The monument is situated within the basement of the Central Criminal Court to the east of the Old Bailey and includes the standing and buried remains of part of London Wall, the Roman and medieval defences of London. London Wall was constructed towards the end of the 2nd century AD enclosing a semi-circular area of approximately 133ha on the north side of the Thames, from the site of Tower Hill in the east, to Blackfriars in the west. For much of its length the defences were strengthened by a berm and ditch, and gateways were built at principal points of entry. The Wall was reinforced and repaired throughout the Roman and medieval periods, and bastions were added. Excavation has indicated that during the later Roman period a riverside wall was constructed parallel to the north bank of the Thames in order to protect the southern part of London. The expansion of the city towards the end of the medieval period led to the decline of London Wall as a defensive feature. This section represents part of the western side of the Wall's circuit and includes a fragment of Roman walling, some 7m in length and 1.5m high visible within a basement. Excavation has shown that the Wall was constructed on a foundation trench of puddled clay and flint with a capping of ragstone which forms a raft supporting the main body of the Wall. The Wall itself rises from an external sandstone plinth and has a rubble and mortar core faced with Kentish ragstone, banded at intervals by tile courses. The Roman Wall within the Central Criminal Court survives to include the first triple tile course, above foundation level. Part of the foundations are visible above the basement floor and the ragstone courses and the triple tile course can also be seen on the east face. Part of the rubble core is also visible, accessed through a hatch into a service corridor which is located to the west of the Wall. A bastion (number 20) originally projected from the external (west) face of the Wall and excavation between 1966-68 recovered evidence for a turret on the internal (east) face of the Wall. Two medieval defensive ditches were also found; the earlier probably dating to the 12th or 13th century. The later extended approximately 20m from the Wall base. An internal medieval rampart was also recorded. However, all of these features are considered to have been so modified by later development at the site that they are not included in the scheduling. Approximately 64m to the north and 50m to the south further sections of London Wall are known to survive as buried features and are the subject of separate schedulings.
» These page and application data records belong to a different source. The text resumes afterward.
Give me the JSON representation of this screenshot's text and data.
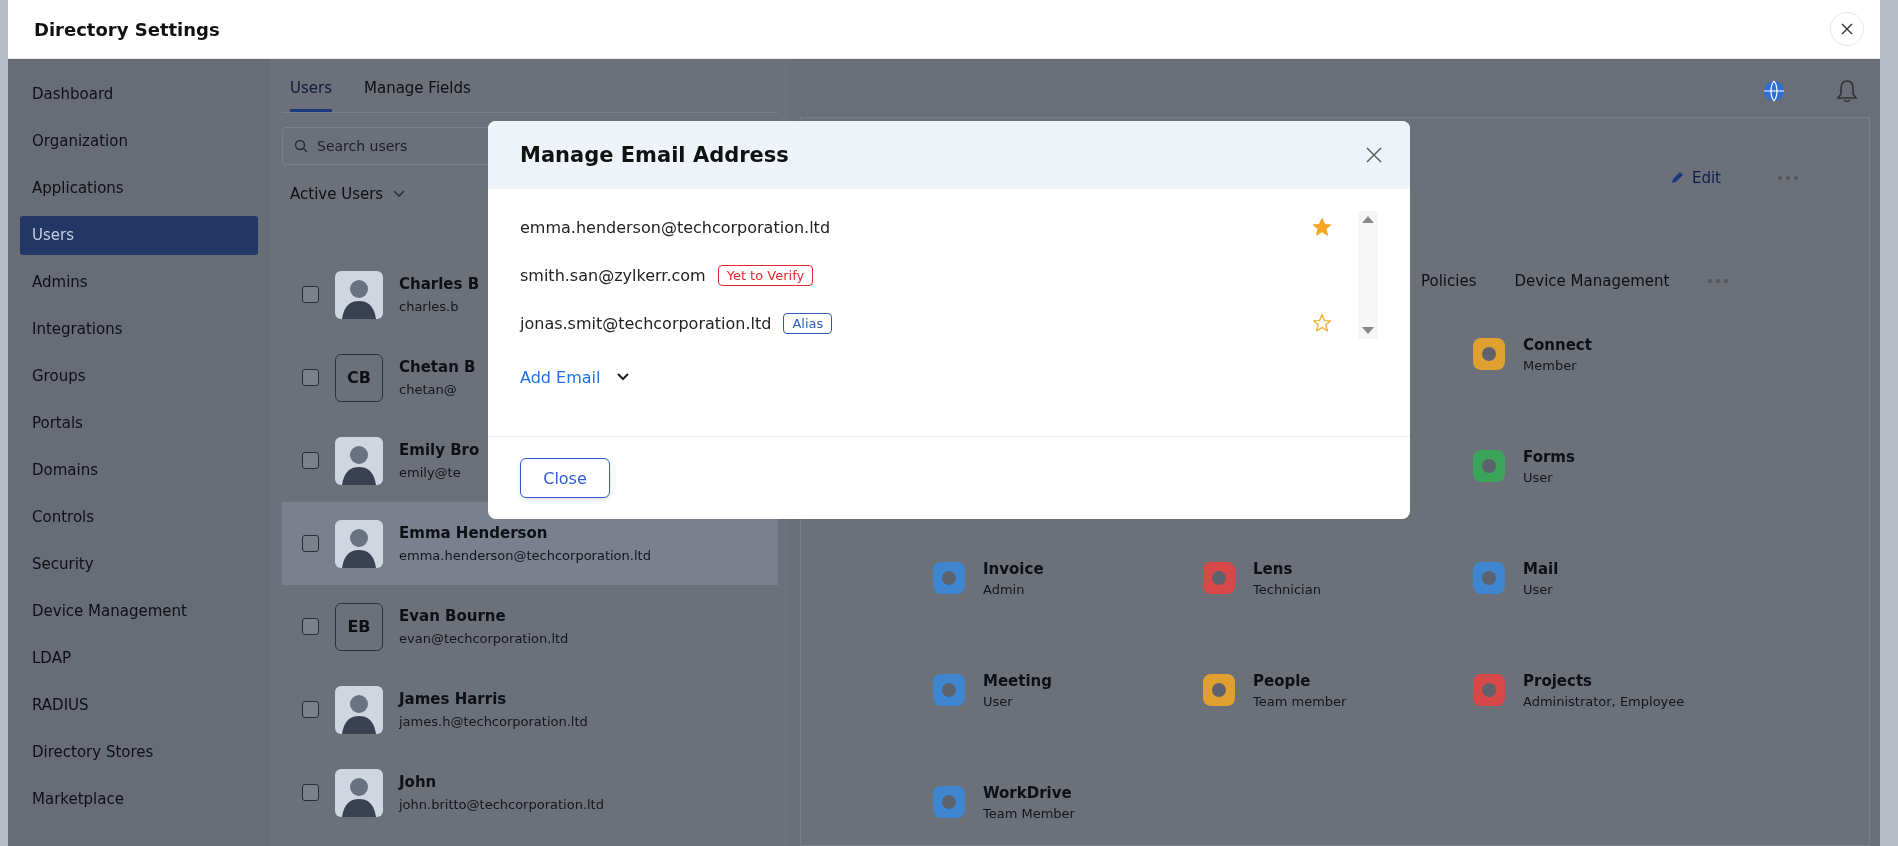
{
  "window": {
    "title": "Directory Settings"
  },
  "sidebar": {
    "items": [
      {
        "label": "Dashboard",
        "selected": false
      },
      {
        "label": "Organization",
        "selected": false
      },
      {
        "label": "Applications",
        "selected": false
      },
      {
        "label": "Users",
        "selected": true
      },
      {
        "label": "Admins",
        "selected": false
      },
      {
        "label": "Integrations",
        "selected": false
      },
      {
        "label": "Groups",
        "selected": false
      },
      {
        "label": "Portals",
        "selected": false
      },
      {
        "label": "Domains",
        "selected": false
      },
      {
        "label": "Controls",
        "selected": false
      },
      {
        "label": "Security",
        "selected": false
      },
      {
        "label": "Device Management",
        "selected": false
      },
      {
        "label": "LDAP",
        "selected": false
      },
      {
        "label": "RADIUS",
        "selected": false
      },
      {
        "label": "Directory Stores",
        "selected": false
      },
      {
        "label": "Marketplace",
        "selected": false
      }
    ]
  },
  "users_panel": {
    "tabs": [
      {
        "label": "Users",
        "selected": true
      },
      {
        "label": "Manage Fields",
        "selected": false
      }
    ],
    "search": {
      "placeholder": "Search users"
    },
    "filter": "Active Users",
    "users": [
      {
        "name": "Charles B",
        "email": "charles.b",
        "kind": "photo",
        "selected": false
      },
      {
        "name": "Chetan B",
        "email": "chetan@",
        "kind": "initials",
        "initials": "CB",
        "selected": false
      },
      {
        "name": "Emily Bro",
        "email": "emily@te",
        "kind": "photo",
        "selected": false
      },
      {
        "name": "Emma Henderson",
        "email": "emma.henderson@techcorporation.ltd",
        "kind": "photo",
        "selected": true
      },
      {
        "name": "Evan Bourne",
        "email": "evan@techcorporation.ltd",
        "kind": "initials",
        "initials": "EB",
        "selected": false
      },
      {
        "name": "James Harris",
        "email": "james.h@techcorporation.ltd",
        "kind": "photo",
        "selected": false
      },
      {
        "name": "John",
        "email": "john.britto@techcorporation.ltd",
        "kind": "photo",
        "selected": false
      }
    ]
  },
  "detail": {
    "edit": "Edit",
    "tabs": [
      "Policies",
      "Device Management"
    ],
    "apps": [
      {
        "name": "Connect",
        "role": "Member",
        "color": "#e0a030"
      },
      {
        "name": "Forms",
        "role": "User",
        "color": "#3aa55a"
      },
      {
        "name": "Invoice",
        "role": "Admin",
        "color": "#3f86d0"
      },
      {
        "name": "Lens",
        "role": "Technician",
        "color": "#d94848"
      },
      {
        "name": "Mail",
        "role": "User",
        "color": "#3f86d0"
      },
      {
        "name": "Meeting",
        "role": "User",
        "color": "#3f86d0"
      },
      {
        "name": "People",
        "role": "Team member",
        "color": "#e0a030"
      },
      {
        "name": "Projects",
        "role": "Administrator, Employee",
        "color": "#d94848"
      },
      {
        "name": "WorkDrive",
        "role": "Team Member",
        "color": "#3f86d0"
      }
    ]
  },
  "dialog": {
    "title": "Manage Email Address",
    "emails": [
      {
        "address": "emma.henderson@techcorporation.ltd",
        "star_filled": true
      },
      {
        "address": "smith.san@zylkerr.com",
        "badge": {
          "text": "Yet to Verify",
          "kind": "warning"
        }
      },
      {
        "address": "jonas.smit@techcorporation.ltd",
        "badge": {
          "text": "Alias",
          "kind": "alias"
        },
        "star_filled": false
      }
    ],
    "add_label": "Add Email",
    "close_label": "Close"
  }
}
The basement floor of the Central Criminal Court, post-medieval and modern walls, and modern service fittings are excluded from the scheduling, although the ground beneath them is included.
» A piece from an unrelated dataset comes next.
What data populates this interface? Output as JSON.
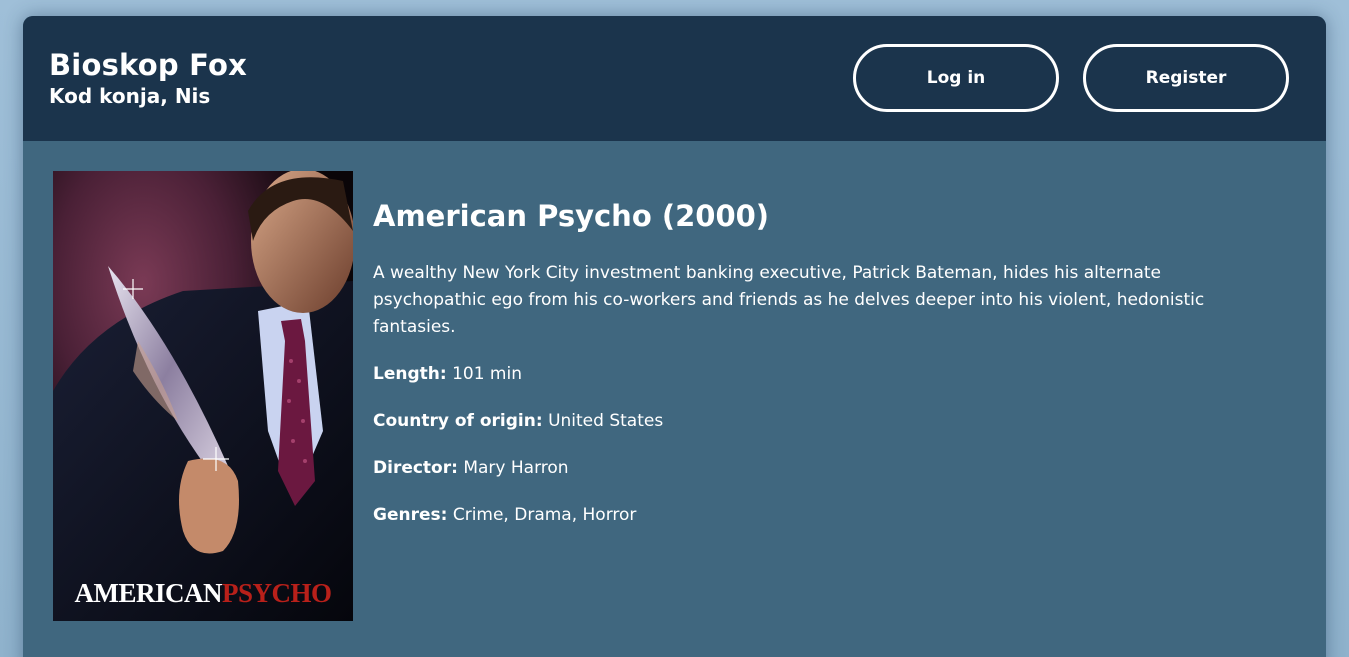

MAP EXTRACT The site of the monument is shown on the attached map extract.


The contents of this record have been generated from a legacy data system.

Legacy System number: 26334
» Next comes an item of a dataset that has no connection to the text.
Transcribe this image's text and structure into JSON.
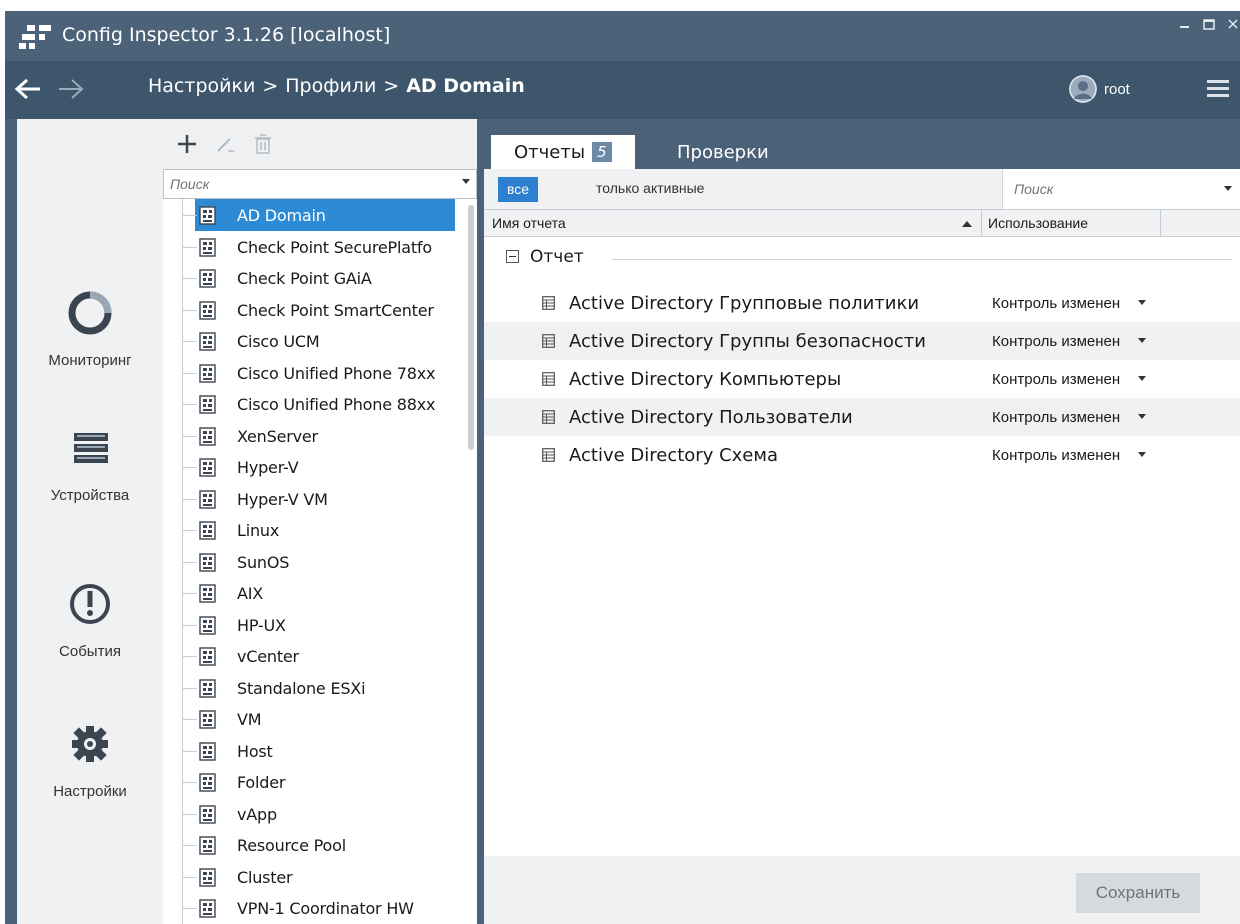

Legacy System: RSM


Books and journals
Merrifield, R, London: City of the Romans, (1983)
Merrifield, R, The Roman City of London, (1965)
Schofield, J, Maloney, C (Eds), Archaeology in the City of London, 1907-1991: a guide...
'TLAMAS' in Archaeological Finds in the City of London [Transactions..1969], , Vol. 22, (1970)
Maloney, J, 'Roman Urban Defences in the West' in Recent Work on London's Defences, , Vol. 51, (1983)

End of official listing